With retirement on the horizon, you can finally stop worrying about taxes coming out of your paycheck and filing your taxes every year will be easy! Right? Well… not necessarily. You’ll still owe taxes on the money you get from your 401(k) or IRA. And there are actually a few situations you may find yourself in where you’ll have to adjust your tax strategy.
Will you roll over your 401(k) to an IRA? What taxes will you owe as that money is distributed? Once you start receiving your Social Security benefits, do you have to pay taxes on that? What if you have company stock or a pension fund? Are those taxed differently?
Luckily, just like throughout your working years, you can make some decisions to help reduce your tax burden. But the first step is understanding the kinds of taxes you may owe—and that’s exactly where we’ll start.
Understand What You’ll Owe
In retirement, it’s common for people to receive income from a few different sources, each with their own tax differences. For example, Joe may get distributions from a military pension, an IRA he set up when he was working as a contractor, and a social security check. Each of these may be taxed at different rates and have different IRS tax forms.
Some, like a pension, may even have an option to pay taxes at the end of the year, or to have it taken out monthly (like it was probably done with your paycheck while working).
Let’s look at a few common income sources.
Your 401(k) and IRA
If you have an employer-sponsored 401(k), you may consider rolling it into an IRA. As long as you have more than $5,000 in the account, you could leave it in your 401(k). Depending on the best investments and fees, this is up to you.
Most importantly, if you are going to roll your money into a single IRA. make sure it doesn’t distribute to you. It must specifically “roll-over” to a qualifying IRA account, or you could owe taxes on that entire amount.
If you have money in a Roth IRA account, you don’t need to worry about this tax, since there are no mandatory distribution rules.

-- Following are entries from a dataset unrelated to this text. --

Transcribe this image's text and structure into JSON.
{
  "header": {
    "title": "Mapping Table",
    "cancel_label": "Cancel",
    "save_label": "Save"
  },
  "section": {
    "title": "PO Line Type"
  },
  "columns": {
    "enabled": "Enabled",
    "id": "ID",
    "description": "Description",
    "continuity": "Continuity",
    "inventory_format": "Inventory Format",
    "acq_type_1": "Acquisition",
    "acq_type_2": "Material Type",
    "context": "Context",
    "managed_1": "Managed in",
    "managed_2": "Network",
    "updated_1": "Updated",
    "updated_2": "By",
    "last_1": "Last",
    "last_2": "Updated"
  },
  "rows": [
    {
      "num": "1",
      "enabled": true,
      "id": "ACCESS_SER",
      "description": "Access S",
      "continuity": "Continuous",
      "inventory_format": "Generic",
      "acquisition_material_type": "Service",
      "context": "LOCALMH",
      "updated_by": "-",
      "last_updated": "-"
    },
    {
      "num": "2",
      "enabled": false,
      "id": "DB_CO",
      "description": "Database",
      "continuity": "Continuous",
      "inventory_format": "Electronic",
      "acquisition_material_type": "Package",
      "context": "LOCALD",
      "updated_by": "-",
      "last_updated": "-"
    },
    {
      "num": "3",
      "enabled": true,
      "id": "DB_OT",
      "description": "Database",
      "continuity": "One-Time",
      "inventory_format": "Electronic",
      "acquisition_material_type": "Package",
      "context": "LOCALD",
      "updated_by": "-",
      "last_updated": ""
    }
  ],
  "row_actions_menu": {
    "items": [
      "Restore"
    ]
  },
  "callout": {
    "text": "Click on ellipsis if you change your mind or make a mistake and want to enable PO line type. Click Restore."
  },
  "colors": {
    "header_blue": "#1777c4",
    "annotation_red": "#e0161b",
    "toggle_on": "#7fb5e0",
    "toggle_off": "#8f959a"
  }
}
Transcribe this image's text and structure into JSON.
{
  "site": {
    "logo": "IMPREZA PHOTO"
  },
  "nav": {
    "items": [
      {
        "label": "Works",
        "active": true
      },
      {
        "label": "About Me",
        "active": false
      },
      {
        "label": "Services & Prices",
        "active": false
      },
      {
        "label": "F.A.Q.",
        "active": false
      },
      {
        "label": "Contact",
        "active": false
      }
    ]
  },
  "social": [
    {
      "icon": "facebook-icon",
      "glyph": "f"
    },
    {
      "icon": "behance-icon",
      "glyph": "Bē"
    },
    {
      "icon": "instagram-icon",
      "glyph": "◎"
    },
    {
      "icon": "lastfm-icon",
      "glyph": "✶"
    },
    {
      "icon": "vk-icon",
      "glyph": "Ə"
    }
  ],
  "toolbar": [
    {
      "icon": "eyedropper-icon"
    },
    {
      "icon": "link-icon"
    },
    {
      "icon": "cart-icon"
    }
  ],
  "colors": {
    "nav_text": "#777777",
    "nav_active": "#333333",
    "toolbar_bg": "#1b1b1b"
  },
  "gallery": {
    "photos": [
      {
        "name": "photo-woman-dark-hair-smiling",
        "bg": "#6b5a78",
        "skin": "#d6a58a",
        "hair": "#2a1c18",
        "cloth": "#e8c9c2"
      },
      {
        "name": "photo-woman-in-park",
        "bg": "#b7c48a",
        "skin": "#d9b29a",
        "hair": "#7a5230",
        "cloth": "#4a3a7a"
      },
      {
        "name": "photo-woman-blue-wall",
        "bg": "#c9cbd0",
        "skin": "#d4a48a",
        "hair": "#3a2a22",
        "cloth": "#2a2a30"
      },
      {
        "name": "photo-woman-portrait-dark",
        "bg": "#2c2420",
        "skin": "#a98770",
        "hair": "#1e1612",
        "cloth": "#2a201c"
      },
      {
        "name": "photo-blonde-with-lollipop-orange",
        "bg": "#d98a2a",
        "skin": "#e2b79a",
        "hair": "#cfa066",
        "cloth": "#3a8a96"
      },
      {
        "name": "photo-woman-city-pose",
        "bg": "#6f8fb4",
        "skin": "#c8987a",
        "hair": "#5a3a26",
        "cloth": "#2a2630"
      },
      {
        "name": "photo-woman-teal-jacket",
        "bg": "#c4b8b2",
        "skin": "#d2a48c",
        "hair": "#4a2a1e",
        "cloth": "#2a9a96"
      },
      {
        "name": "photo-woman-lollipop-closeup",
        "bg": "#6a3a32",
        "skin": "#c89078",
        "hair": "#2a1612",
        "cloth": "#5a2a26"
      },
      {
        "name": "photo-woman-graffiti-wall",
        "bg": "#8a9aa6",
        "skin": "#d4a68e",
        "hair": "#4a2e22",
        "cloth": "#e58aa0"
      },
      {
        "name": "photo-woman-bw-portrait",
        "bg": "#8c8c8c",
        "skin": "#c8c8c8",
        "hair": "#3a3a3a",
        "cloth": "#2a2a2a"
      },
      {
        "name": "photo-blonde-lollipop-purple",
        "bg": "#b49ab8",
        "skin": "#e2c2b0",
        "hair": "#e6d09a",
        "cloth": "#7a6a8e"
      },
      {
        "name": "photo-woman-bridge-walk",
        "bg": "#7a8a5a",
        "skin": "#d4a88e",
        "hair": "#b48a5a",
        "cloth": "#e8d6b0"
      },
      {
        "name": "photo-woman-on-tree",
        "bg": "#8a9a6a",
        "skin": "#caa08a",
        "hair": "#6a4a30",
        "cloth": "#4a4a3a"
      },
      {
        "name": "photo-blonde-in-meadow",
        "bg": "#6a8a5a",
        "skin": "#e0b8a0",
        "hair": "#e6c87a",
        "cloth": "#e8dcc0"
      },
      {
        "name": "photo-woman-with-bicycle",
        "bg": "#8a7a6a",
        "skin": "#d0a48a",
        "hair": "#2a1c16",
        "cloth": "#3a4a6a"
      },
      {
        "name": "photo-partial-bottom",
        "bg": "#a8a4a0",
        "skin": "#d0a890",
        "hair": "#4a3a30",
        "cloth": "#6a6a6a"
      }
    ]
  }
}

You should know that there are penalties if money is withdrawn before age 59 and a half, but those penalties have been waived with the CARES Act, with some provisions now extended into 2021.
You can start taking Social Security payments at 62, but your benefits will be reduced by 25% or more forever. To maximize your benefits, it’s probably smart to wait until 66 or 67 if you can (the exact age depends on your birth year).
Whether your Social Security benefits will be taxed depends on your income from other sources.1 The higher your income each month, the more taxes you may owe on your Social Security payments. You can determine to have taxes withheld from your check if you do owe them, just as you would have done with your paycheck while working. You can do this with a Form W-4V.
If you have a pension from government or military work, you’ll pay taxes on that just as you would an IRA retirement account. Like Social Security benefits, you can choose to have taxes withheld from your check. Of course, state tax laws are all different—some states exempt certain government pensions. Some only tax a portion of pension payouts. When filing taxes for income you received through a pension, you’ll use Form 1099-R.
Investing some of your money in the stock market may have been a piece of your retirement strategy. Keep in mind that any dividends you earn, or money you make from selling stocks, will all be counted as income. Even in retirement, you’ll still have to pay interest and capital gains taxes. Of course, that depends on your income—you may pay 0% in capital gains taxes.2
Get Expert Help When Filing Taxes
Everyone’s tax situation is different. And although you may have had relatively simple tax filings while working, that doesn’t guarantee your retirement taxes will be as simple. In fact, with all the different income sources, your taxes may be more complicated in retirement.
Luckily, there are experts who can help you file your taxes (and even help you find any ways to reduce your tax burden). If you are set on doing taxes yourself, you can use a tax programs like TurboTax. They go even deeper into retirement taxes, explain HSAs, and are updating constantly with the changing rules around distributions, due to COVID-19.
We’ve partnered with TurboTax so you can get $20 off when you file your taxes! Their software walks you through your unique situation, asking the necessary questions to help you navigate taxes after retirement.
1IRS, About Notice 703, Read This To See If Your Social Security Benefits May Be Taxable, March 2019.
2The Balance, How to Estimate Taxes in Retirement, October 2018.